Not even close.  I learn something or at least confirm something new EVERY TIME I RIDE!  I’ve recently started keeping riding logs again and it has helped my riding tremendously!  Even at this point in my riding life!  During my serious racing years, I had volumes upon volumes of riding/racing records and logs.  Admittedly, for a bunch of years I slacked on the riding logs  (the semi-retired racer guy decided he didn’t need them anymore).  I could go into detail about my last month of riding and the awesome stuff that I’ve come up with, but I’ll just say that I pick up on something new every time I’m out. By breaking it down, I come up with the real reasons why something either worked or didn’t, as opposed to saying, “Ah, I’m just a little rusty…” or “…haven’t ridden there in a long time…” and on the other side, crediting successes to, “…just felt good today…” or “…traction was perfect, could do no wrong…”

Keeping logs again has helped my MTB, my motocross, my dirt jumping, my coaching and instructing.  It’s helped me make advances in the types of off the bike training that are really relevant to riding. My bike riding logs will probably even help my snowboarding…if it ever snows!
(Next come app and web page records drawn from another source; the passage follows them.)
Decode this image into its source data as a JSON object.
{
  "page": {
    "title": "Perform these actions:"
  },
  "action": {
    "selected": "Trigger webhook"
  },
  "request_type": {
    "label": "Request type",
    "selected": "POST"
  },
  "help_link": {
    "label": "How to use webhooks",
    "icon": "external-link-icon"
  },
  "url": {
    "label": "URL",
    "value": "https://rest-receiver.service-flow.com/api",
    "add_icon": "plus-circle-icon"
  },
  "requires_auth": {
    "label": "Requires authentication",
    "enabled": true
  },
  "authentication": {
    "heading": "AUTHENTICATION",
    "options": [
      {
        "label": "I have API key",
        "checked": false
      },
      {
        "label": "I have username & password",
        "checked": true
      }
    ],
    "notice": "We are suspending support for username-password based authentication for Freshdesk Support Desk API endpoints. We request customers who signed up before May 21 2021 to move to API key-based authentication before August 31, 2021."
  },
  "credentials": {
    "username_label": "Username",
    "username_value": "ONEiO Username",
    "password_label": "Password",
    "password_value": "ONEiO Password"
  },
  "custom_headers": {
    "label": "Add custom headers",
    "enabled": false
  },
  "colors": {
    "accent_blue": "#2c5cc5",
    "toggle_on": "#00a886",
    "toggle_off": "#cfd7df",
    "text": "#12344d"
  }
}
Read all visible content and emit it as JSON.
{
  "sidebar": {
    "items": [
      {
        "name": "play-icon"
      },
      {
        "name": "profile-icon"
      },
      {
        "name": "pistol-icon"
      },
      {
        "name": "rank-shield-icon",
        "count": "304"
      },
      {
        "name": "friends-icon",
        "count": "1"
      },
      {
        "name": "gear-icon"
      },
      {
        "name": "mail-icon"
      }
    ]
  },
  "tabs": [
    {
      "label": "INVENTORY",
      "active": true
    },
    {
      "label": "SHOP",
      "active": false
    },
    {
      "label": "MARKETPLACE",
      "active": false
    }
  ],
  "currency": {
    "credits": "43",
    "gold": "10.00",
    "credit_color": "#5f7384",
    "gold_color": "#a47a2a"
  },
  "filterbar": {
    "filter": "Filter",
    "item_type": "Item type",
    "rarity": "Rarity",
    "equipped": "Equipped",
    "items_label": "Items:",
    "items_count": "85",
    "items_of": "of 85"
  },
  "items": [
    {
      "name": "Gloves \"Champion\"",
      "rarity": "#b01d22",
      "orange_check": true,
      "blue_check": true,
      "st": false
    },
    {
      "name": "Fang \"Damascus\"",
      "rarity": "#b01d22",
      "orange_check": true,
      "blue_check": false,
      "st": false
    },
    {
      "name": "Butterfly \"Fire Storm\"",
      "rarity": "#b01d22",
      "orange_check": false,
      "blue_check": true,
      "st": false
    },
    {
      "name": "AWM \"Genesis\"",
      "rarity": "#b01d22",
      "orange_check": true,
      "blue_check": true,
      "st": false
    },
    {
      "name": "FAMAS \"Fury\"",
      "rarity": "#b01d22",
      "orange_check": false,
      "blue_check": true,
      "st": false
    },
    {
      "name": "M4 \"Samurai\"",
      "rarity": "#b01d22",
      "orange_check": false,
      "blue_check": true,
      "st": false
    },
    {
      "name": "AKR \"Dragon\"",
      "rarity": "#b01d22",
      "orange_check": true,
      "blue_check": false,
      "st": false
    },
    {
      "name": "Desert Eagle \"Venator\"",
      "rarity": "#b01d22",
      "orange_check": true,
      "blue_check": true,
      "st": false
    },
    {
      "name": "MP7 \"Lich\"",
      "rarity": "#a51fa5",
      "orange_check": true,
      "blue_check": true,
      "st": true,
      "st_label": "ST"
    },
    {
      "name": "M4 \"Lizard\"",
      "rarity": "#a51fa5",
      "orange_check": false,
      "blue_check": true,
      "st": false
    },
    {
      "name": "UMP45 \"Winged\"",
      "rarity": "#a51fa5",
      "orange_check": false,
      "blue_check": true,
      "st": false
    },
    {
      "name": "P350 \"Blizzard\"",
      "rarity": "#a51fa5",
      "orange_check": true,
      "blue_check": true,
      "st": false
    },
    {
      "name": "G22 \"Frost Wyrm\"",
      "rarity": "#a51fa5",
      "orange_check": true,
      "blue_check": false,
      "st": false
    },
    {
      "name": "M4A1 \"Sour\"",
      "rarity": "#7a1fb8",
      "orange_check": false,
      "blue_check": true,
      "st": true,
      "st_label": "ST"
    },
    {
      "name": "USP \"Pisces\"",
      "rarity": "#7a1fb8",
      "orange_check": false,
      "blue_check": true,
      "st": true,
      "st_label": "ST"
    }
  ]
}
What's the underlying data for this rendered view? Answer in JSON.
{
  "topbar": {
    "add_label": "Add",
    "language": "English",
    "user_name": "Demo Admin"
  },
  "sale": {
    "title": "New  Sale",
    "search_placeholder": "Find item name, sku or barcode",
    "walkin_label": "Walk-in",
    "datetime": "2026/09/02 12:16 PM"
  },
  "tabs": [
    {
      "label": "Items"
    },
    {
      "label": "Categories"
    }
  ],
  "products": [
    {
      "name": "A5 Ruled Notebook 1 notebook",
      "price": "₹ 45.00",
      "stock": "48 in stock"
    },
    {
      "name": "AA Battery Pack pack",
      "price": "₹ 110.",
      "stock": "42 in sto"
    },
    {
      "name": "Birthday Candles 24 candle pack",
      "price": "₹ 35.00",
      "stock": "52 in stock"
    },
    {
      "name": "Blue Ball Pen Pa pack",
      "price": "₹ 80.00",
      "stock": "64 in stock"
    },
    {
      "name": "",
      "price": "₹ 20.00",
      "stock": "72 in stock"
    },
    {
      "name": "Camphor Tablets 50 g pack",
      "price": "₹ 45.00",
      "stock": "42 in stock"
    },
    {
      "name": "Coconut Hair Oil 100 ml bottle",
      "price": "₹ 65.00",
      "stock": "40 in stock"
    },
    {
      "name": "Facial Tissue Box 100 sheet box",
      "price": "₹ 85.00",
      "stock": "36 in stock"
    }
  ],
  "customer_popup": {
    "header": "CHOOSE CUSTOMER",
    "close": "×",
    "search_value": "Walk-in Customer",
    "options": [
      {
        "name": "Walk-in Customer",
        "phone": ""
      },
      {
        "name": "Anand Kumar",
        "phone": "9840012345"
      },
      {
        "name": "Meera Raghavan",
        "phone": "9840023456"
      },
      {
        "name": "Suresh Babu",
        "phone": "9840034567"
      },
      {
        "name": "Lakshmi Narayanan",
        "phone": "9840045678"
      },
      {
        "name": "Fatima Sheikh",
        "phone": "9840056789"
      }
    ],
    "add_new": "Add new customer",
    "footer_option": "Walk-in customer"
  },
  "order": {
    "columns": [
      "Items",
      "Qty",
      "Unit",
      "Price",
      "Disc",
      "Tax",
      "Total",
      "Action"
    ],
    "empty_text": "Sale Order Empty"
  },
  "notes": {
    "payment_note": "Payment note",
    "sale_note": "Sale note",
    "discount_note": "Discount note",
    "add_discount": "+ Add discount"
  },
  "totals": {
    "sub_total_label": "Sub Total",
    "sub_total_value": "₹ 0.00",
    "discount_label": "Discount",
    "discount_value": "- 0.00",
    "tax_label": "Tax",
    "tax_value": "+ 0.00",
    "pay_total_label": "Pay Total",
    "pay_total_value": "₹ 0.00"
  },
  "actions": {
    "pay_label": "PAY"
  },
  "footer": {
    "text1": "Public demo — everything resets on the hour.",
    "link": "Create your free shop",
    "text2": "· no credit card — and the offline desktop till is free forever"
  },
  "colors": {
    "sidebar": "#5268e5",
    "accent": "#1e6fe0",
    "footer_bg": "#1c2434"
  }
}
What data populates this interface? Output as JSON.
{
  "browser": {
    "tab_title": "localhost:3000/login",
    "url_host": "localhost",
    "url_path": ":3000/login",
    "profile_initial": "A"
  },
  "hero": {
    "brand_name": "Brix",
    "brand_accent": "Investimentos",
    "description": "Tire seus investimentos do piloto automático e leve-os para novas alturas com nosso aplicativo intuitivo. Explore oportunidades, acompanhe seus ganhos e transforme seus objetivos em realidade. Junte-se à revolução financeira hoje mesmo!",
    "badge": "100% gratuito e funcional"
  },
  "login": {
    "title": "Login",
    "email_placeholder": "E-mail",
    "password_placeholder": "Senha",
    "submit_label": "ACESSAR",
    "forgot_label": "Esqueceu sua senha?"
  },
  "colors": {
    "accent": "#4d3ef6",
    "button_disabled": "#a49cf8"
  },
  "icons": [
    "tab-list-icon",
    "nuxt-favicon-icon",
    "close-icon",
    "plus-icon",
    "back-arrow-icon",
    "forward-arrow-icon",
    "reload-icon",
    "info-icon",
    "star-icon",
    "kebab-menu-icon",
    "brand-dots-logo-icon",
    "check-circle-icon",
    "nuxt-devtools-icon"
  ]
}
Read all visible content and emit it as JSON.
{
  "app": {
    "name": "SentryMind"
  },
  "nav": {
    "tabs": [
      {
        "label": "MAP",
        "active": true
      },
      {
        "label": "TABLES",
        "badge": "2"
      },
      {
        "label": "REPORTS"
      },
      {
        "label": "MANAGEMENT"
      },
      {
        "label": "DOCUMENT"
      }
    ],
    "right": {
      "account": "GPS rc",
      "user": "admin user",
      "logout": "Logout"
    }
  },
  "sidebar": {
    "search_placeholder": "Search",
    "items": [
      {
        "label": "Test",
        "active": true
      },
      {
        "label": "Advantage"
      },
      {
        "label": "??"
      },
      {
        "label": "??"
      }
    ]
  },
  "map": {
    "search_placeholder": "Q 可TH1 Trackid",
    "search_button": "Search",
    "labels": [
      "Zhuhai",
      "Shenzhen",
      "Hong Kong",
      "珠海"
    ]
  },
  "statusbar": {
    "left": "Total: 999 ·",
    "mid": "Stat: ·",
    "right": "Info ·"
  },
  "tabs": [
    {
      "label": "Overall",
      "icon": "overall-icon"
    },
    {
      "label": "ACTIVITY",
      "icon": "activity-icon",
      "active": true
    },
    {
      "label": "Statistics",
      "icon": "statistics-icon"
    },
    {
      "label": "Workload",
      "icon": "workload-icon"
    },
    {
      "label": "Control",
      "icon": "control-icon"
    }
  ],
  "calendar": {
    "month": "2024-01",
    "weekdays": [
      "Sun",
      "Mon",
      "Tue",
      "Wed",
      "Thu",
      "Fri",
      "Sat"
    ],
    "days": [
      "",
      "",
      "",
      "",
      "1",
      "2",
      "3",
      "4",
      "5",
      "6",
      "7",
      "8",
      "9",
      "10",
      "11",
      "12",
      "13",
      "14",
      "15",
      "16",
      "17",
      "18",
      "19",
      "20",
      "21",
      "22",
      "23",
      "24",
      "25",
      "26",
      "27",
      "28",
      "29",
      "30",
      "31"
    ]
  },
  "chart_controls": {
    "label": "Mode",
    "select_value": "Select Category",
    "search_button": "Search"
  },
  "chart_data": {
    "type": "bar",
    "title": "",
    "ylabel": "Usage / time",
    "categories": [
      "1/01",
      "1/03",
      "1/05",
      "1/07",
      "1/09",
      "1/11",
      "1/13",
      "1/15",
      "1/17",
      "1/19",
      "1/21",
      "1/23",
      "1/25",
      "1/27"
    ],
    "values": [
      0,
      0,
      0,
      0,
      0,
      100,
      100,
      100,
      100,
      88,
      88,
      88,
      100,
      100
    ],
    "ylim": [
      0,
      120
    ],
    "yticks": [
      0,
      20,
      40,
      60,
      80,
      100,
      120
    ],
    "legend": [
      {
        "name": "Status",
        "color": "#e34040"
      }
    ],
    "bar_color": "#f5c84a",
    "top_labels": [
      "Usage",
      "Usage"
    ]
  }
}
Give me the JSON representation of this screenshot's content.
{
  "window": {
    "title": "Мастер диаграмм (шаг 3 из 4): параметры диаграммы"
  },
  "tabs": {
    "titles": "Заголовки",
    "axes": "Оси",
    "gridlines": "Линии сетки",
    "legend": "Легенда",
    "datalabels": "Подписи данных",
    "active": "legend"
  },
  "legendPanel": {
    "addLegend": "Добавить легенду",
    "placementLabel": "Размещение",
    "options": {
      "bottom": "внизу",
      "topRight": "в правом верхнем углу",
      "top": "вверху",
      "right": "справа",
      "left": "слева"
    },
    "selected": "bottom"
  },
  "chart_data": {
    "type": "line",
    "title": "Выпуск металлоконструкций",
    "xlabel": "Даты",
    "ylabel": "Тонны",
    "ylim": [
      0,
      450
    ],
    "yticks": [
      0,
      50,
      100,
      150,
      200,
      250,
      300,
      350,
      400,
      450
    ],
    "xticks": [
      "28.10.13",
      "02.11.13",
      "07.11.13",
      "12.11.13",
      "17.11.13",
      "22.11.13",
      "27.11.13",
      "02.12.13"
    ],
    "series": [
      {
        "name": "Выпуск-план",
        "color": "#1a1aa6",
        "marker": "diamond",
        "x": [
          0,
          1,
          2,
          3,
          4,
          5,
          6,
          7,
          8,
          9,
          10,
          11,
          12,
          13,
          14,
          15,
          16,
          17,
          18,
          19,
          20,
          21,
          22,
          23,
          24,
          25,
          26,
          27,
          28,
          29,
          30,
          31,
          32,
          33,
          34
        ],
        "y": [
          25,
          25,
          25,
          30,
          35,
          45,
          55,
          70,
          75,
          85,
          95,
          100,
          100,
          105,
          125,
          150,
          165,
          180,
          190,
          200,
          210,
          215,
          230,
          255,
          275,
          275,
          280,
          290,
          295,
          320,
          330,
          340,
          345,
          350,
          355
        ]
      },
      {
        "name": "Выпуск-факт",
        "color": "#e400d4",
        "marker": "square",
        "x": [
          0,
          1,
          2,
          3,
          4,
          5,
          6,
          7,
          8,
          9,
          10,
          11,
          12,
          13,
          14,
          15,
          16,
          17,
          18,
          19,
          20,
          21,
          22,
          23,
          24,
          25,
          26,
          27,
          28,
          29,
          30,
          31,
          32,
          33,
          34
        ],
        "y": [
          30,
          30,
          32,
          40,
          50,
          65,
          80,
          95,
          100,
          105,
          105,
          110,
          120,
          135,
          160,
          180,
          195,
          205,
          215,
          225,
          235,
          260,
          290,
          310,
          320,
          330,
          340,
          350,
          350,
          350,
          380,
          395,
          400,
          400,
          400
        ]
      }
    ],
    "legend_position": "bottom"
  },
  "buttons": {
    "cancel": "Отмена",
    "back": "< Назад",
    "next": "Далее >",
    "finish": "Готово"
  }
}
So what the heck should you write down in your log, specifically?  Well, that’s up to you.  An entry doesn’t have to be super detailed or ten pages long.  Don’t make it such a stressful hassle that you give it up because you dread it so much that it ruins your day.  Definitely write down your “victories”, the positive learning experiences.  When you have success on the trail, break it down: why were you successful, what techniques did you use (providing that they were proper techniques)?  If that’s all you enter, good enough!  Just by processing that event and recording it, you’ll “re-live” it a bunch of times.  Repetition is a huge part of learning.   Now, you are also conscious of why you had success.  BAM!  You just quite thoroughly learned something!  Focus on the positive.

As far as dealing with negative experiences (crashes, riding like crap) turn them into steps that you can take to move into a positive direction.  Know why that crash happened: what did you do wrong?  What should you have done?  You may come up with more questions then answers if you are new to riding (or even not-so-new), but at least you are being proactive, and the answers to the questions are out there.

In my racing days, my logs were incredibly detailed: nutrition, training, how I practiced at races, how I traveled, equipment settings…  Lately, not so much; mainly focusing on one prominent issue per ride.  Sometimes super crazy detailed bike-dork stuff like suspension settings in relation to body position, line choice and riding style.  Sometimes simply noting that I felt tight and didn’t warm up and “feel it” until an hour into the ride.  This reminded me that I hadn’t been stretching and hitting the foam roller enough… and now I am!  But if I wouldn’t have sat down to write and “taken note” on how old I felt at the start of my rides… I would have mentally been on to something else as soon as I got off the bike instead of making it a point to take care of myself.  Awareness…

So, like anything else, start simple, start slow, but make this a habit!  I guarantee it will pay off, big-time!